Getting it right

At the White House Correspondents Dinner last Saturday night, biographer Ron Chernow quoted Mark Twain — or, rather, misattributed a quote to him. “As we head into election season, I will leave you with one final gem from Twain: Politicians and diapers must be changed often, and for the same reasons,” Chernow said in farewell; the error also picked up by CNN’s story about the dinner here.

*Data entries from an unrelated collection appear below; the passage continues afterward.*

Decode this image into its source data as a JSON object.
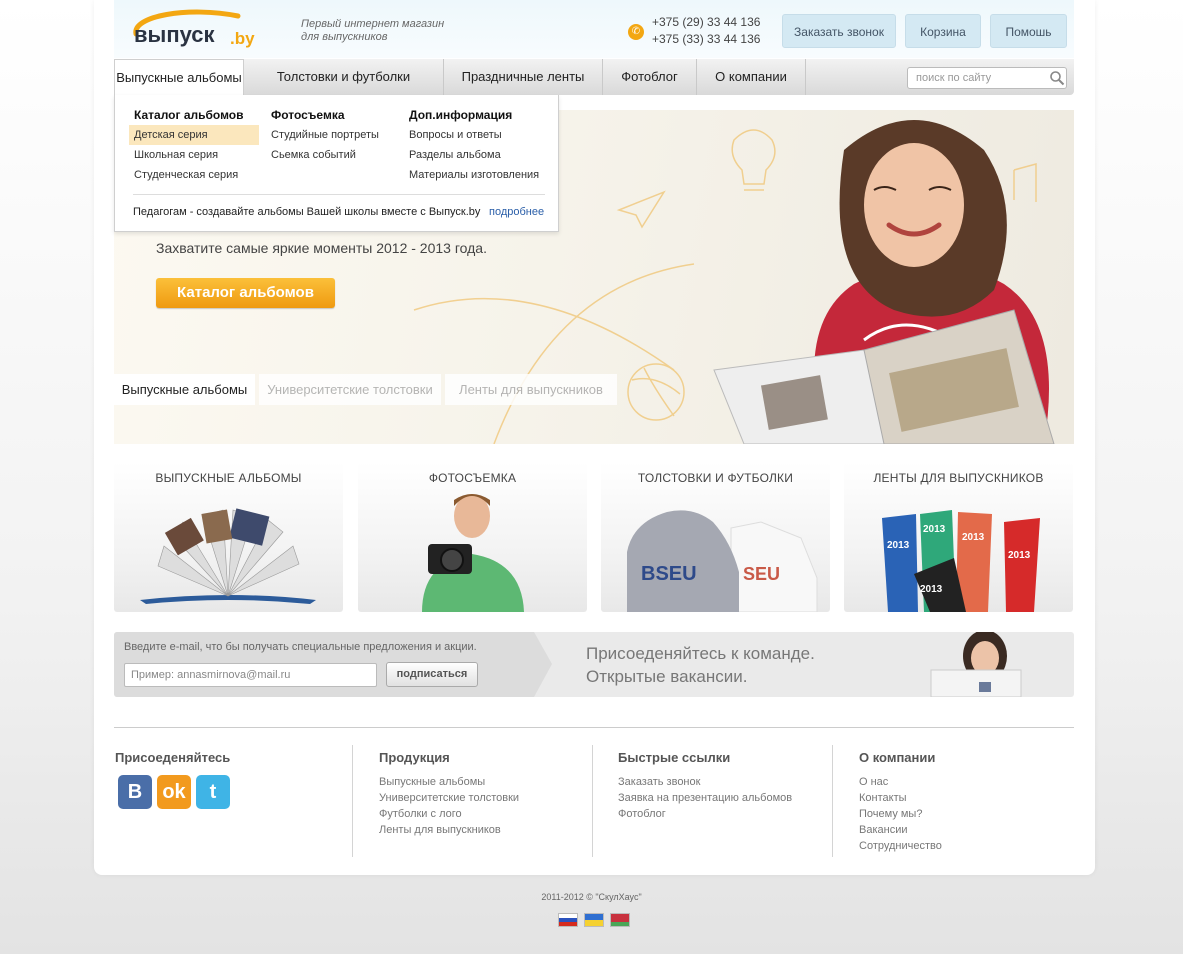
{
  "header": {
    "logo_text": "выпуск",
    "logo_suffix": ".by",
    "tagline_1": "Первый интернет магазин",
    "tagline_2": "для выпускников",
    "phone_1": "+375 (29) 33 44 136",
    "phone_2": "+375 (33) 33 44 136",
    "callback_label": "Заказать звонок",
    "cart_label": "Корзина",
    "help_label": "Помошь"
  },
  "nav": {
    "items": [
      {
        "label": "Выпускные альбомы"
      },
      {
        "label": "Толстовки и футболки"
      },
      {
        "label": "Праздничные ленты"
      },
      {
        "label": "Фотоблог"
      },
      {
        "label": "О компании"
      }
    ],
    "search_placeholder": "поиск по сайту"
  },
  "dropdown": {
    "columns": [
      {
        "title": "Каталог альбомов",
        "items": [
          "Детская серия",
          "Школьная серия",
          "Студенческая серия"
        ]
      },
      {
        "title": "Фотосъемка",
        "items": [
          "Студийные портреты",
          "Сьемка событий"
        ]
      },
      {
        "title": "Доп.информация",
        "items": [
          "Вопросы и ответы",
          "Разделы альбома",
          "Материалы изготовления"
        ]
      }
    ],
    "footer_text": "Педагогам - создавайте альбомы Вашей школы вместе с Выпуск.by",
    "more_label": "подробнее"
  },
  "hero": {
    "subtitle": "Захватите самые яркие моменты 2012 - 2013 года.",
    "button_label": "Каталог альбомов",
    "tabs": [
      "Выпускные альбомы",
      "Университетские толстовки",
      "Ленты для выпускников"
    ]
  },
  "categories": [
    {
      "title": "ВЫПУСКНЫЕ АЛЬБОМЫ"
    },
    {
      "title": "ФОТОСЪЕМКА"
    },
    {
      "title": "ТОЛСТОВКИ И ФУТБОЛКИ"
    },
    {
      "title": "ЛЕНТЫ ДЛЯ ВЫПУСКНИКОВ"
    }
  ],
  "subscribe": {
    "hint": "Введите e-mail, что бы получать специальные предложения и акции.",
    "placeholder": "Пример: annasmirnova@mail.ru",
    "button_label": "подписаться",
    "join_line_1": "Присоеденяйтесь к команде.",
    "join_line_2": "Открытые вакансии."
  },
  "footer": {
    "join_title": "Присоеденяйтесь",
    "products_title": "Продукция",
    "products": [
      "Выпускные альбомы",
      "Университетские толстовки",
      "Футболки с лого",
      "Ленты для выпускников"
    ],
    "links_title": "Быстрые ссылки",
    "links": [
      "Заказать звонок",
      "Заявка на презентацию альбомов",
      "Фотоблог"
    ],
    "company_title": "О компании",
    "company": [
      "О нас",
      "Контакты",
      "Почему мы?",
      "Вакансии",
      "Сотрудничество"
    ],
    "copyright": "2011-2012 ©  \"СкулХаус\""
  },
  "colors": {
    "accent": "#f3a712",
    "header_bg": "#eef8fc",
    "nav_bg": "#d9d9d9"
  }
}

As Matt Seybold of the Center for Mark Twain Studies at Elmira College and Editor-in-Chief of MarkTwainStudies.org pointed out, this was just about par for the course; it’s so common for individuals to shoehorn into their writing an apocryphal saying of the great American author that the Center even has a section of its web site devoted to such misattributions. Twain himself was a newspaper reporter early in his career, and Chernow’s case was particularly troublesome, Seybold writes: “If America’s leading historical biographer can’t be bothered to properly source the quote he chooses to conclude what he knows will probably be the most-watched speech he will ever deliver, what hope is there of defeating the ‘relentless campaign against the very credibility of the news media’ which he rightly describes?”

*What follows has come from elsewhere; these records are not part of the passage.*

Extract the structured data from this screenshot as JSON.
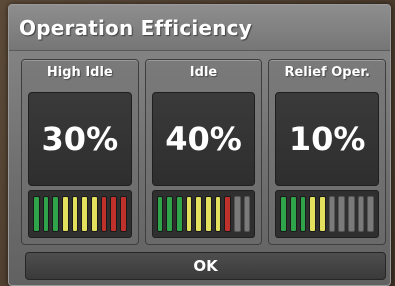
{
  "dialog": {
    "title": "Operation Efficiency",
    "ok_label": "OK"
  },
  "colors": {
    "green": "#2fa44a",
    "yellow": "#e3e05e",
    "red": "#c0312b",
    "off": "#7a7a7a"
  },
  "panels": [
    {
      "label": "High Idle",
      "value": "30%",
      "meter": [
        "green",
        "green",
        "green",
        "yellow",
        "yellow",
        "yellow",
        "yellow",
        "red",
        "red",
        "red"
      ]
    },
    {
      "label": "Idle",
      "value": "40%",
      "meter": [
        "green",
        "green",
        "green",
        "yellow",
        "yellow",
        "yellow",
        "yellow",
        "red",
        "off",
        "off"
      ]
    },
    {
      "label": "Relief Oper.",
      "value": "10%",
      "meter": [
        "green",
        "green",
        "green",
        "yellow",
        "yellow",
        "off",
        "off",
        "off",
        "off",
        "off"
      ]
    }
  ]
}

These are parlous times for the free press. At first, the man in the White House called “Fake News” the “enemy of the people”; he has since broadened his attacks to demonize the press generally. All right, Chernow was giving a speech, not writing a news story, but Seybold’s concern is well-taken. Also well-taken is Seybold’s injunction that “the stuff [Twain] actually said is always preferable to the weak witticisms of others we attempt to spruce up by imagining them coming out of his mouth,” and offers up, as an example, this much more robust and detailed characterization of the press from a speech that Twain gave in 1888:

Remind the world that ours is a useful trade, a worthy calling: that with all its lightness and frivolity it has one serious purpose, one aim, one speciality, and it is constant to it – the deriding of shams, the exposure of pretentious falsities, the laughing of stupid superstitions out of existence; and that whoso is by instinct engaged in this sort of warfare is the natural enemy of royalties, nobilities, privileges and all kindred swindles, and the natural friend of human rights and human liberties.

An especially cogent thought, given the sham, pretentious, false swindler currently living at 1600 Pennsylvania Avenue.